Curiosity Is a Key to Well-Being

Curiosity Is a Key to Well-Being

So many of us spend so much time trying to work out “the answers”.

Which makes sense; and isn’t completely inappropriate.

But one of the things I’ve learned in all my years as a therapist and coach and consultant and student is … that more often than not, happiness and fulfilment come from asking the right questions.

You see, so many aspects of life are complex, and don’t have clear answers. But if we ask the right questions we can at least find a way to move forwards with confidence and courage …

via Psychology Today by Raquel Tatar, Tammi Kral, and Caitlin Iverson

We are all born curious. As the world around us continues to change, so do the questions we have about it; our ability to flourish depends on us leaning into the wonders we have about the world within. One of the simplest ways to begin improving our well-being is to ask these fundamental questions: “What?” “How?” and “Why?”

The trait of curiosity is not just reserved for children—psychologists and neuroscientists from around the world have found that curiosity is a driving force for exploration and critical for healthy development and learning. Practicing curiosity is associated with enhanced psychological well-being, grit, subjective happiness, and meaning in life, as well as lower rates of depression and fewer negative emotions.

Curiosity and Behavior Change

Scientists are paying much closer attention to the role that curiosity plays in behavior change, especially considering its role in mindfulness-based interventions. When we experience tension or disagreement with another person, it can be helpful for conflict resolution and bias reduction to wonder how their experiences may be shaping their beliefs and behavior. Curiosity is about continually stopping to ask questions. When those questions are open-ended and directed at our own thoughts and assumptions, we can gain insight and self-knowledge.

Here are some questions you can ask:

  • What factors in their everyday life could be influencing their reaction?
  • How do my experiences differ from theirs?
  • Why are they reacting this specific way?
  • How are my experiences influencing my perception of the situation?

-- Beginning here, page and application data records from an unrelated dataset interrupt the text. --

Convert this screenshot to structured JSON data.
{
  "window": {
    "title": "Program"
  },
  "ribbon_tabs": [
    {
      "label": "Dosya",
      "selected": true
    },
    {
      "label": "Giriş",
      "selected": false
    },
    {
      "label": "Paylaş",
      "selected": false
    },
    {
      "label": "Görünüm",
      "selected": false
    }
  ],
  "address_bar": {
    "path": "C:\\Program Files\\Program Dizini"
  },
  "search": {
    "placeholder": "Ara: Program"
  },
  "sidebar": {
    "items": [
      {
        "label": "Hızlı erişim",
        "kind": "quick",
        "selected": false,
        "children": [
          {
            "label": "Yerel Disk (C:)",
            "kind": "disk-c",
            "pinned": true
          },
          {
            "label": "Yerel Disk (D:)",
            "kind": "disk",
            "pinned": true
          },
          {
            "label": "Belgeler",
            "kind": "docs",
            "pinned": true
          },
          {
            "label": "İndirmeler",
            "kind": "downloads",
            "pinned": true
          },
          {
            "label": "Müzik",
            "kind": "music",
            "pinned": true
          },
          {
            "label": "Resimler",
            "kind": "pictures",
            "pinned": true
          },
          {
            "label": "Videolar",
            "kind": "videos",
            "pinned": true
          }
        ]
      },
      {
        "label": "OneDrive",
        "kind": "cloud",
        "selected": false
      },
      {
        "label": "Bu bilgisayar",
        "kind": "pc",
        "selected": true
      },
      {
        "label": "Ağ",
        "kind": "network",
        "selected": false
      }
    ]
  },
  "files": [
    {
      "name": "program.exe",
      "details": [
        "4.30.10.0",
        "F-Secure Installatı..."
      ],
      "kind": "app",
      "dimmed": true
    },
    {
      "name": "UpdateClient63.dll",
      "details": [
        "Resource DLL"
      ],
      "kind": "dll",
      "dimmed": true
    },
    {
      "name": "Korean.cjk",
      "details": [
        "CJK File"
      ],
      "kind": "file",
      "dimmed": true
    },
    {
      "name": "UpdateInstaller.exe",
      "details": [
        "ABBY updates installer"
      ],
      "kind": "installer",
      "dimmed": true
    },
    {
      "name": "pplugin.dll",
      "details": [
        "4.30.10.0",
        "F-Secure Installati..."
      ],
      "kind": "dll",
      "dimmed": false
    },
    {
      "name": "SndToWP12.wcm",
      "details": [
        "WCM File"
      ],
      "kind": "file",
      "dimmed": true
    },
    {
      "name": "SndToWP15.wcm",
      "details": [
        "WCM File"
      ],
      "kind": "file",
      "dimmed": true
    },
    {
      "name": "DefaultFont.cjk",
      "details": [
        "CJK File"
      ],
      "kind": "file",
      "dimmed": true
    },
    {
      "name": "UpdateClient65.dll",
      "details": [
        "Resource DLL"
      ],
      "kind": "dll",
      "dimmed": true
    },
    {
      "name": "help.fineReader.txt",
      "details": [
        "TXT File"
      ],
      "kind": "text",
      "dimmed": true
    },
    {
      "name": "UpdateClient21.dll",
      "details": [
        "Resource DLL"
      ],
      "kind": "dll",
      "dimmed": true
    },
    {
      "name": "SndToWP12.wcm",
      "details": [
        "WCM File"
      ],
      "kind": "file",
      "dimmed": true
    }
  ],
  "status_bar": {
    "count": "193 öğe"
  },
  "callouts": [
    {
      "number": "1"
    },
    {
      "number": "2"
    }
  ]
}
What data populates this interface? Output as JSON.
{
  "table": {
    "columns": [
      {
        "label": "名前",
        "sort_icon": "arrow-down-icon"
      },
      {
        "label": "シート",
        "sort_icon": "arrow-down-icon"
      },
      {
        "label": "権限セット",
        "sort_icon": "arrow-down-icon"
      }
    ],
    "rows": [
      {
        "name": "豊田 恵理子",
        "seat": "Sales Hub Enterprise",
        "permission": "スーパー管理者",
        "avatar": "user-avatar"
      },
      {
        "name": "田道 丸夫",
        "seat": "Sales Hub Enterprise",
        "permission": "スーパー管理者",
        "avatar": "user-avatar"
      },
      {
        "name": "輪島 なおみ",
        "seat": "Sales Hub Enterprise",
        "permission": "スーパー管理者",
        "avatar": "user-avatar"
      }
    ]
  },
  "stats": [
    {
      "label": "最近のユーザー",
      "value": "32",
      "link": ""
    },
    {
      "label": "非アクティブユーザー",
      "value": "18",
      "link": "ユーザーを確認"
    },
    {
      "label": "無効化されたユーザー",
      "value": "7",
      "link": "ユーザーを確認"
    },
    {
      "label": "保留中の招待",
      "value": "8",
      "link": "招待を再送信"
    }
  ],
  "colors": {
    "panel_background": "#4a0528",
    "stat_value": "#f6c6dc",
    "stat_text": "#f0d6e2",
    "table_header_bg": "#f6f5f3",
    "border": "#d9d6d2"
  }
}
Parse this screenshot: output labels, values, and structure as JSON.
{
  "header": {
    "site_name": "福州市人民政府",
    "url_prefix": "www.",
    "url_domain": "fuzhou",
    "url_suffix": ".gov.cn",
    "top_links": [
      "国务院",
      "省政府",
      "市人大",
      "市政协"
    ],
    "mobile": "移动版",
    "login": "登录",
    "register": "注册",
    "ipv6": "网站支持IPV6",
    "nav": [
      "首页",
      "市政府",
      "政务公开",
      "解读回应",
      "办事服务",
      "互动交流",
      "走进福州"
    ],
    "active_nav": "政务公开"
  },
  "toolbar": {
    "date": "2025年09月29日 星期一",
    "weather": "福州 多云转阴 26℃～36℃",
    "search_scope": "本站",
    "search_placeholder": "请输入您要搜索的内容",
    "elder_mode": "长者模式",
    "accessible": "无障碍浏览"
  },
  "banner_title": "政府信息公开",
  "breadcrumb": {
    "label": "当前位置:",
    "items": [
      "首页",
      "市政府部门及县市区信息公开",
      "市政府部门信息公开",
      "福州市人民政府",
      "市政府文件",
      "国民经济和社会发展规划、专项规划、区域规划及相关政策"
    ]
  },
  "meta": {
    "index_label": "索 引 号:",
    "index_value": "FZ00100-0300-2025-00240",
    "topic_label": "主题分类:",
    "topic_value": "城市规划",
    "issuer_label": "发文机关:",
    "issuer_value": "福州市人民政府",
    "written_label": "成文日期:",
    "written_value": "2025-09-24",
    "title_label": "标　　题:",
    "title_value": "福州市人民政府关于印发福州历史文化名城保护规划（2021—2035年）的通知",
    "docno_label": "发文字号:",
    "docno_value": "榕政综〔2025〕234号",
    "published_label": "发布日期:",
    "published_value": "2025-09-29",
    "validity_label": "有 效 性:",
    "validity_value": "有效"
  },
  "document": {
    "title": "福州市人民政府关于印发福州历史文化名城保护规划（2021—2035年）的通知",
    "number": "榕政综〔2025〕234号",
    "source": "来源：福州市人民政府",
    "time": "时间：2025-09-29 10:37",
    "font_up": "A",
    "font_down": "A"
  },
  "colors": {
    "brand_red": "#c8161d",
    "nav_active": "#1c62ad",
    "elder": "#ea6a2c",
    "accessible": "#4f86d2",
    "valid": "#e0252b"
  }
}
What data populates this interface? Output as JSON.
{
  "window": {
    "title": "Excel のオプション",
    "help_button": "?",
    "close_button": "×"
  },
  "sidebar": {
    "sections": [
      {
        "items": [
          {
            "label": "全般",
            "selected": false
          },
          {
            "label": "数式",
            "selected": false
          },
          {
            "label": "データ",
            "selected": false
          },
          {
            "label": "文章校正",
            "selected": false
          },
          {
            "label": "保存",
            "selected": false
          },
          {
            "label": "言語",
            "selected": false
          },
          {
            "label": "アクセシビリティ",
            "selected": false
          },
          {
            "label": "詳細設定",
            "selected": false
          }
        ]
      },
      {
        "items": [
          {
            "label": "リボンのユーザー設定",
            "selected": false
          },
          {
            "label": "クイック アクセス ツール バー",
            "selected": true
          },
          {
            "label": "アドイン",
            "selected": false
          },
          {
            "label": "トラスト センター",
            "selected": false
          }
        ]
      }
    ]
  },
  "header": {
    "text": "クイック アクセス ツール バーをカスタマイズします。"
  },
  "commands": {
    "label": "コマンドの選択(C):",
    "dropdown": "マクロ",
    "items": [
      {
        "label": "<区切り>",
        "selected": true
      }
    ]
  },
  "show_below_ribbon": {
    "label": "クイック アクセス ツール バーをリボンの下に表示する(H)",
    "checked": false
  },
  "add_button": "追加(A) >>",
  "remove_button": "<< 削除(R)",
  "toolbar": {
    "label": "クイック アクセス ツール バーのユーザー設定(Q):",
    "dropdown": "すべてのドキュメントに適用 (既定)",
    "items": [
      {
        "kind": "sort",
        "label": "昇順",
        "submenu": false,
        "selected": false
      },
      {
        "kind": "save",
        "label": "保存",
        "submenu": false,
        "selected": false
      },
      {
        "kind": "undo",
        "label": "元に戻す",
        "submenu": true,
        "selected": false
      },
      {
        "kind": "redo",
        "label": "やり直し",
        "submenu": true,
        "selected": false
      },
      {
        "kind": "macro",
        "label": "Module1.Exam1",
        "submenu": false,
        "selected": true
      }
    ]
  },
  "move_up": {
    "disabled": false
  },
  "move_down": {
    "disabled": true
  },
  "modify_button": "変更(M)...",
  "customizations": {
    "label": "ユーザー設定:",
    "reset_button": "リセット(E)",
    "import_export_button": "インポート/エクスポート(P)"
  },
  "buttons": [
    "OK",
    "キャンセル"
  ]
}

When we’re able to understand how perspectives other than our own come to be, we are cultivating the skill of empathy, a seed from which compassion can grow…

… keep reading the full & original article HERE